They trudged out of the building together, stumbling over rubble and picking their way carefully past the broken glass. McCoy was waiting across the street. As he saw them emerge, he hurried over to them, pushing frantically at his smart phone.
“Johnson! What the fuck happened in there? I heard an explosion. Are you ok?”
“I’m fine McCoy. This is Sally Strangelove. Sally, this is my good friend, Professor Sam McCoy.”
McCoy and Sally stared at each other for a moment before McCoy offered her his hand. She shook it firmly.
“Hi Sally. Say, did you happen to come to a party around here a couple weeks ago? I feel like we’ve met before. It was a fancy dress party, at my apartment?”
Sally thought for a moment. He did seem familiar, so did the other man. She couldn’t shake the feeling that they’d met before. The party rang a bell.
“Hi Sam, I think you may be right about that. I came to a party around here a couple weeks back. I came dressed as Princess Leia. My colleague, James Brookes, invited me. He came dressed as a Wookie.”
McCoy’s eyes lit up.
“Brooksy! Of course, now I remember, that costume was hilarious, I thought he was dressed as Uncle Bulgaria, the Womble. How is he? Call me McCoy, everyone else does.”
“He’s ok; I haven’t seen him in a few days. I’ve barely seen anyone. I seem to keep running into trouble. I’m trying to work out what the hell is going on so I can write this up, make my word count for the week.”
Bruce decided to make himself heard. He was the hero after all.
“I remember you now Sally, I love Star Wars! That costume you wore was very... authentic.”
“Yes, James helped me to sort it out; he’s a Star Wars nut. I thought the metal bikini was a tad uncomfortable though.”
McCoy changed the subject.
“John, my phone’s gone down. I’ve been trying to call the police but I’ve got no signal and my landline’s dead. Look at this shit.”
He passed Bruce the phone. The screen displayed a short clip of an orang-utan masturbating in a cage.
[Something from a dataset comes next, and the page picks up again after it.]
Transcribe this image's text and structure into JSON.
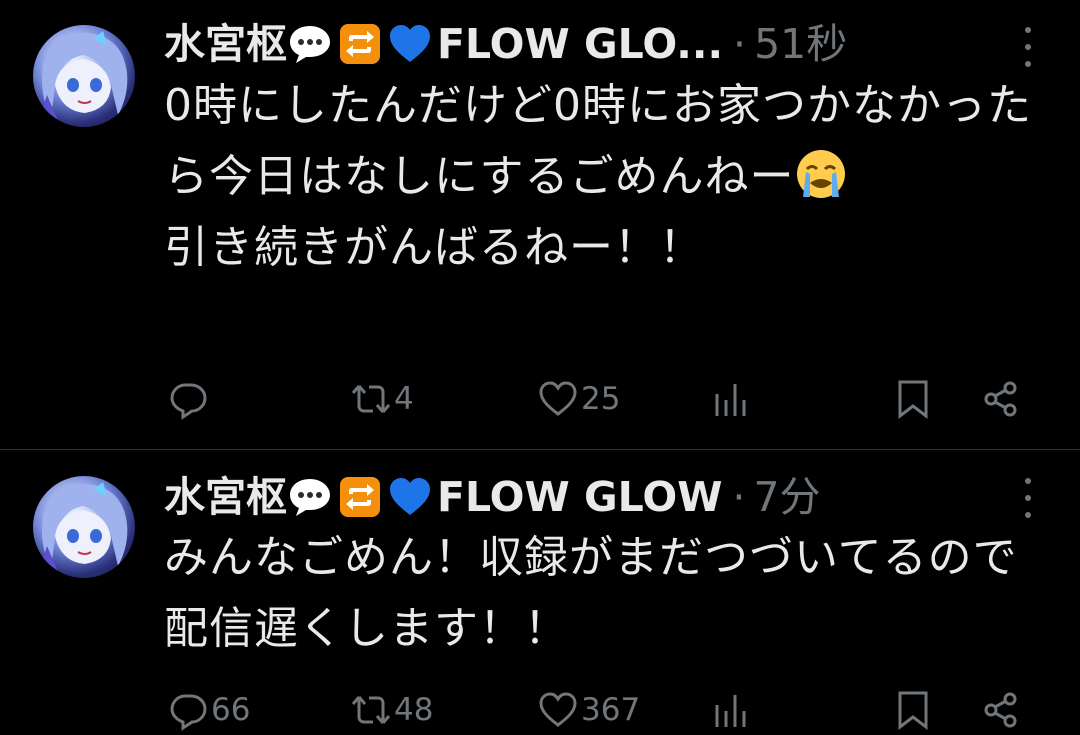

“What the fuck is this McCoy? I’m not in to bestiality.”
McCoy snatched the phone back from him.
“Me neither Johnson, it just started playing. I can’t stop it. What do you think it means, my detective friend?”
Sally looked concerned. Bruce snorted, holding back laughter.
“I think it means you ought to be put on some sort of register.”
Sally caught a glimpse of the screen and laughed, setting Bruce off too. McCoy stuffed it angrily into his jeans pocket.
“Yeah, yeah, laugh it up. I think it’s a clue. All these machines are turning animalistic, every last one. It’s got to be something to do with that EBM eMotion chip, it has to be. My research is showing significant results.”
Sally’s ears pricked up at that. At last, a lead!
“Have you been researching these machines? Are you some sort of expert Professor McCoy?”
He puffed out his chest.
“You could say that Sally, you could say that. I’ve been carrying out experiments on the microchips in my apartment, just up there.”
He pointed at his apartment in the block behind them.
“Could I see those results? I want to get to the bottom of this; I’ve been caught in the middle too long.”
Sally could smell the story now.
“That sounds like a great idea, although I’m not sure what my colleagues might say about me showing top secret files to the gutter press. No offence.”
McCoy meant to offend. Bruce stepped in.
“Come on McCoy, she’s stuck in the middle of this shit storm, just like us. Let’s go up and get a cup of coffee or something, it’s cold out here. We all need to relax.”
McCoy looked agitated.
“Well, I guess we’re not just going to stand around chin wagging in the middle of this fucked up street all night long. Follow me. But I’m watching you Miss Strangelove, remember that.”
McCoy strode off ahead as Bruce and Sally followed a few paces behind. Sally spoke softly.
“He seems like a bit of a drama queen.”
“You got that half right.”